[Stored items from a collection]
****************************************

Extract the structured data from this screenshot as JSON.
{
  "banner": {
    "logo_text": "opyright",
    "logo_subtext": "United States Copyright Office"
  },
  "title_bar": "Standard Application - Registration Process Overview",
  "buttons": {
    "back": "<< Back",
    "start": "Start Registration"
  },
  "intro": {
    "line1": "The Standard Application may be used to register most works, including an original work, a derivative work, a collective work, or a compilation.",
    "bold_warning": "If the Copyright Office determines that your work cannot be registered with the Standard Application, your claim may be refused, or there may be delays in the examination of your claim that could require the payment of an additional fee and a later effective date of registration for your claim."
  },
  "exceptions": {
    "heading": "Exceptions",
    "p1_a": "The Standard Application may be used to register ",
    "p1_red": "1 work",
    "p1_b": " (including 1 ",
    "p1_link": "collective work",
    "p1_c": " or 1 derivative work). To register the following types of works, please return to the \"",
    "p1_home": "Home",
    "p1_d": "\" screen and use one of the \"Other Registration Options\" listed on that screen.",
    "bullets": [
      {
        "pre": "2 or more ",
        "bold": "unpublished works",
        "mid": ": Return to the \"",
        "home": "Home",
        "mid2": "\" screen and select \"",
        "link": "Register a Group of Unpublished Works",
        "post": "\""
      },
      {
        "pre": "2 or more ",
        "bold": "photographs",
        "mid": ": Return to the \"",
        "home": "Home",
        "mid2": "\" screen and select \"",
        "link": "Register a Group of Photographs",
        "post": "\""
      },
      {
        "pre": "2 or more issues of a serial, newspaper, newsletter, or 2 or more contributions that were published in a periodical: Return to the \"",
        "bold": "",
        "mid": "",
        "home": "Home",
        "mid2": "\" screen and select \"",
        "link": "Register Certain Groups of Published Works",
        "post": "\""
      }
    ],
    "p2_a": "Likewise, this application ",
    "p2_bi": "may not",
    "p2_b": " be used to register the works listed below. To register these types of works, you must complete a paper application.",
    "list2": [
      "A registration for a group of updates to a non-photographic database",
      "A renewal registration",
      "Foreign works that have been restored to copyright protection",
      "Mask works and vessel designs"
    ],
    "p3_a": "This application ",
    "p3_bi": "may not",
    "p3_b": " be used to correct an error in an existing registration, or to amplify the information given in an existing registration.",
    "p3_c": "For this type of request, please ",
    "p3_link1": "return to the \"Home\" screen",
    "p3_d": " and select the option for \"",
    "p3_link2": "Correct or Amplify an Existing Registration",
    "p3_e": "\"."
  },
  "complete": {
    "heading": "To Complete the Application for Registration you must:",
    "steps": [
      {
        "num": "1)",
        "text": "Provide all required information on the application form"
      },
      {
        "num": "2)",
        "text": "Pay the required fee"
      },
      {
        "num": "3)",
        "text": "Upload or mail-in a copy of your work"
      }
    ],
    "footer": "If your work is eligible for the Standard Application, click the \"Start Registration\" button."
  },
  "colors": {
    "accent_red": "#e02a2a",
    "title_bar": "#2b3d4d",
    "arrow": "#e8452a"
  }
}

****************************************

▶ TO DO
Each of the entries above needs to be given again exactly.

▶ OUTPUT OF THE EXERCISE
Extract the structured data from this screenshot as JSON.
{
  "banner": {
    "logo_text": "opyright",
    "logo_subtext": "United States Copyright Office"
  },
  "title_bar": "Standard Application - Registration Process Overview",
  "buttons": {
    "back": "<< Back",
    "start": "Start Registration"
  },
  "intro": {
    "line1": "The Standard Application may be used to register most works, including an original work, a derivative work, a collective work, or a compilation.",
    "bold_warning": "If the Copyright Office determines that your work cannot be registered with the Standard Application, your claim may be refused, or there may be delays in the examination of your claim that could require the payment of an additional fee and a later effective date of registration for your claim."
  },
  "exceptions": {
    "heading": "Exceptions",
    "p1_a": "The Standard Application may be used to register ",
    "p1_red": "1 work",
    "p1_b": " (including 1 ",
    "p1_link": "collective work",
    "p1_c": " or 1 derivative work). To register the following types of works, please return to the \"",
    "p1_home": "Home",
    "p1_d": "\" screen and use one of the \"Other Registration Options\" listed on that screen.",
    "bullets": [
      {
        "pre": "2 or more ",
        "bold": "unpublished works",
        "mid": ": Return to the \"",
        "home": "Home",
        "mid2": "\" screen and select \"",
        "link": "Register a Group of Unpublished Works",
        "post": "\""
      },
      {
        "pre": "2 or more ",
        "bold": "photographs",
        "mid": ": Return to the \"",
        "home": "Home",
        "mid2": "\" screen and select \"",
        "link": "Register a Group of Photographs",
        "post": "\""
      },
      {
        "pre": "2 or more issues of a serial, newspaper, newsletter, or 2 or more contributions that were published in a periodical: Return to the \"",
        "bold": "",
        "mid": "",
        "home": "Home",
        "mid2": "\" screen and select \"",
        "link": "Register Certain Groups of Published Works",
        "post": "\""
      }
    ],
    "p2_a": "Likewise, this application ",
    "p2_bi": "may not",
    "p2_b": " be used to register the works listed below. To register these types of works, you must complete a paper application.",
    "list2": [
      "A registration for a group of updates to a non-photographic database",
      "A renewal registration",
      "Foreign works that have been restored to copyright protection",
      "Mask works and vessel designs"
    ],
    "p3_a": "This application ",
    "p3_bi": "may not",
    "p3_b": " be used to correct an error in an existing registration, or to amplify the information given in an existing registration.",
    "p3_c": "For this type of request, please ",
    "p3_link1": "return to the \"Home\" screen",
    "p3_d": " and select the option for \"",
    "p3_link2": "Correct or Amplify an Existing Registration",
    "p3_e": "\"."
  },
  "complete": {
    "heading": "To Complete the Application for Registration you must:",
    "steps": [
      {
        "num": "1)",
        "text": "Provide all required information on the application form"
      },
      {
        "num": "2)",
        "text": "Pay the required fee"
      },
      {
        "num": "3)",
        "text": "Upload or mail-in a copy of your work"
      }
    ],
    "footer": "If your work is eligible for the Standard Application, click the \"Start Registration\" button."
  },
  "colors": {
    "accent_red": "#e02a2a",
    "title_bar": "#2b3d4d",
    "arrow": "#e8452a"
  }
}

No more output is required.